Once you know what to look for from your benefits overall, you need to look into which benefits have the best overall benefit for your company. It is common to invest in something that seems good at first, but ends up as a money-guzzler in the long run. It is not always easy to quantify individual benefits, but if you keep track of your investment correctly, you can. When you first decide to offer benefits, you need to approach it like any new company initiative and evaluate how to best spend your company’s time and money. How will this affect company wages? How much company time will be spent putting these benefits in place? Offering employees a 401K option just for the sake of having a 401K option is ill-advised. Instead, you need to look into your company’s individual needs and find a benefits package that fits your employee’s needs and your budget.
Time To Evaluate
After you have fully incorporated your employee benefits package and had time to measure results, then you can properly evaluate your ROI. If you want an accurate reading of your ROI, you need to track metrics over time; what they cost, how they are used, how do they benefit your company or your employees. This can be done a number of ways. Offer an employee satisfaction survey to get feedback that will help you gauge the way each employee is interpreting their benefits. As you reach different checkpoints following the implementation of your benefits plan, you can look at how they have affected things at your office. Look into whether or not employees are missing more or less work, if they are happier with their work, and if they are more willing to give to your company. When employees leave, hold an exit interview to see their reasoning for going and whether or not there is an issue you can address based on their input.
Look at what benefits matter most to each. See if the addition of certain benefits correlates with more initiative from your employees. For example, if you see employees begin to work harder, you know they are happy at their jobs. After that, it is important to look into costs. If there is a specific benefit or benefit package that costs your company a lot, see if it has value to your company. If it is just draining money, get rid of it. Some benefits packages, such as dental on top of medical, can be pricey for you and employees. However, if your employees are more satisfied with dental as an option, you know it is worth the expense to keep them happy and productive.
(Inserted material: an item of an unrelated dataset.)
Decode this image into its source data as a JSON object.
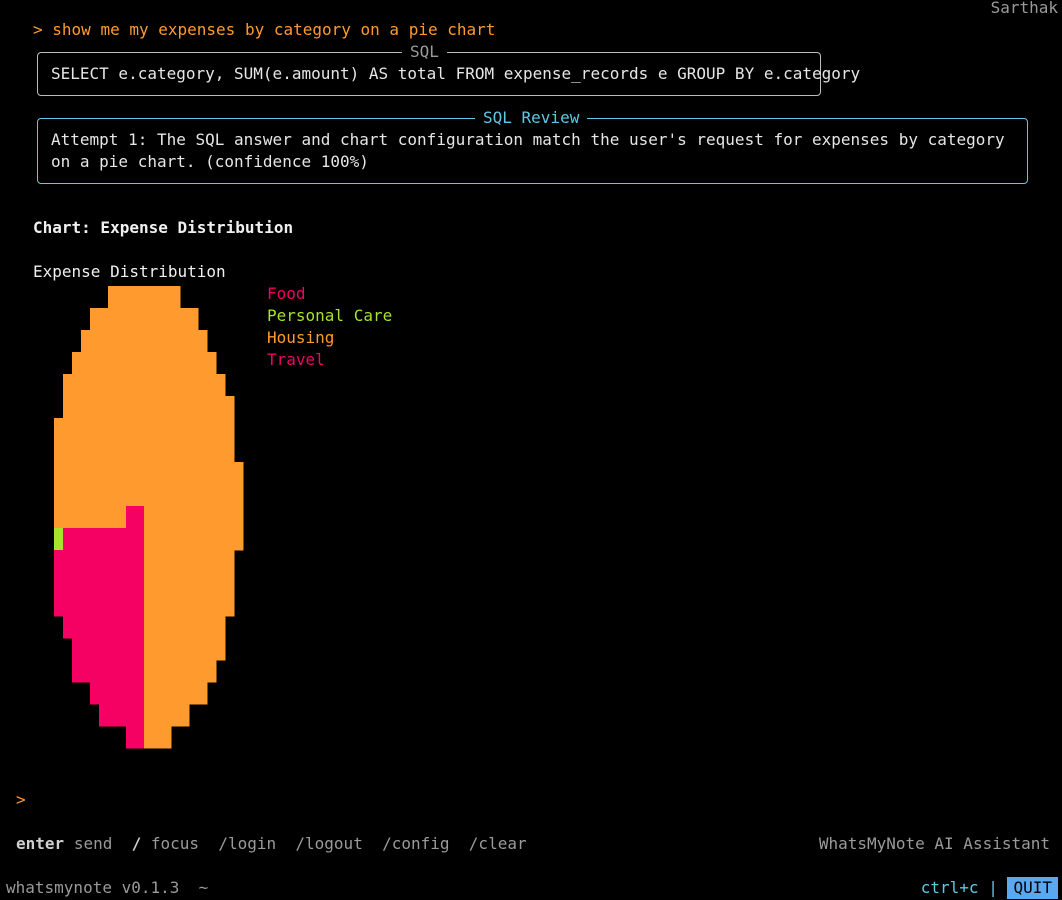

All employers want to see tangible results from their employee benefits. If you are able to see a tangible reward from any benefits, then you will know they are good for your company. If you see an improvement in company culture that correlates to any specific benefit, that is something you want to keep. IF you understand your company and know your end goal, evaluating ROI on employee benefits is easier than you think. Overall, if you keep track of costs, uses, tangible results and more, it is easy to measure ROI for each benefit you offer your employees.